There’s “strong evidence” that greater levels of physical activity and reduced “sedentary time” will limit a woman’s chance of having breast cancer, according to a new study published in the British Journal of Sports Medicine.

Women who went for a jog at least three times a week had a 38% lower risk of developing breast cancer, the research found. There was also a similar reduction for women who were generally more physically active throughout their lifetime.

High intensity exercise like running intervals was found to be more protective than light exercise. Meanwhile, those who aren’t physically active are at an increased risk of developing breast cancer.

Women who spent a lot of time sitting down were twice as likely to get triple negative breast cancer, which is the most aggressive form of the disease.
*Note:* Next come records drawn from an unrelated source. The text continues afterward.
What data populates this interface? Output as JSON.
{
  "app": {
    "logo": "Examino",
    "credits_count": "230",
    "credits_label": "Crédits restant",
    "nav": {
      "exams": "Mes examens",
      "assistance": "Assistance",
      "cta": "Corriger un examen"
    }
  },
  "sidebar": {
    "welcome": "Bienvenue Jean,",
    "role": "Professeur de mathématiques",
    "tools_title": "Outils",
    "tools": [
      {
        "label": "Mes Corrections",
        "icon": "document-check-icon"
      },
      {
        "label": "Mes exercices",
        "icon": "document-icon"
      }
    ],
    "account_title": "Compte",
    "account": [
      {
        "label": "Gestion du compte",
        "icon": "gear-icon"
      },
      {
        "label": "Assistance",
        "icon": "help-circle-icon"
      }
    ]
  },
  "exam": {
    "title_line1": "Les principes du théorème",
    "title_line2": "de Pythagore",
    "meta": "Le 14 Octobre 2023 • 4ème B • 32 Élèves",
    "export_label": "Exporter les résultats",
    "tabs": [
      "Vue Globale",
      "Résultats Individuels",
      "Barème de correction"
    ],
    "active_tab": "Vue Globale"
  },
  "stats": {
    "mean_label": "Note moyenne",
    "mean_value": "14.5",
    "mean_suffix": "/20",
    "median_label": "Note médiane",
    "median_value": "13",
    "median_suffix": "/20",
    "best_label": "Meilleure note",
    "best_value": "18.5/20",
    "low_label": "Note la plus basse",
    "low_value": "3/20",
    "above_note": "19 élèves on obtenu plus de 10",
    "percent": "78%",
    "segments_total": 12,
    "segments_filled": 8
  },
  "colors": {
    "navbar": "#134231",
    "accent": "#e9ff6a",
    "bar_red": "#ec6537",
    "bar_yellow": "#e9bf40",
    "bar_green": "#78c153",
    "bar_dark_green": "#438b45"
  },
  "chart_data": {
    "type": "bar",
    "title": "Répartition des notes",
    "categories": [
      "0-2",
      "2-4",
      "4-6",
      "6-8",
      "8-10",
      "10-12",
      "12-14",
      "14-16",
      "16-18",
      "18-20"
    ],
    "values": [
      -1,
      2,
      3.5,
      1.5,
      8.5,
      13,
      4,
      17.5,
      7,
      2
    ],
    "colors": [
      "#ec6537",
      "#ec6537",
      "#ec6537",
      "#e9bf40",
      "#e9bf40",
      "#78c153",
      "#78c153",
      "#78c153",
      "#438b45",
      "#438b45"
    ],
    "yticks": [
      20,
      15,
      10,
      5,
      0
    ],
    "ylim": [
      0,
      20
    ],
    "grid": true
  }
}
Exercise is seen as lowering the cancer risk by helping people control their weight, controlling sex hormones, reducing inflammation and strengthening the immune system.

The study used a technique called Mendelian randomisation which calculates variation in genes to determine causal effects, which found the clear correlation between exercise and reduced breast cancer risk.

The study highlights a 40% lower risk of breast cancer for those who exercised regularly, whilst those who exercised more vigorously (three or more days a week) appeared to have a minimised risk of pre- or perimenopausal breast cancer.

“Our study provides strong evidence that greater overall physical activity, greater vigorous activity and lower sedentary time are likely to reduce breast cancer risk,” the researchers said.

Move celebrates exercise in all its forms, with accessible features encouraging you to add movement into your day – because it’s not just good for the body, but the mind, too. We get it: workouts can be a bit of a slog, but there are ways you can move more without dreading it. Whether you love hikes, bike rides, YouTube workouts or hula hoop routines, exercise should be something to enjoy.

HuffPost UK / Rebecca Zisser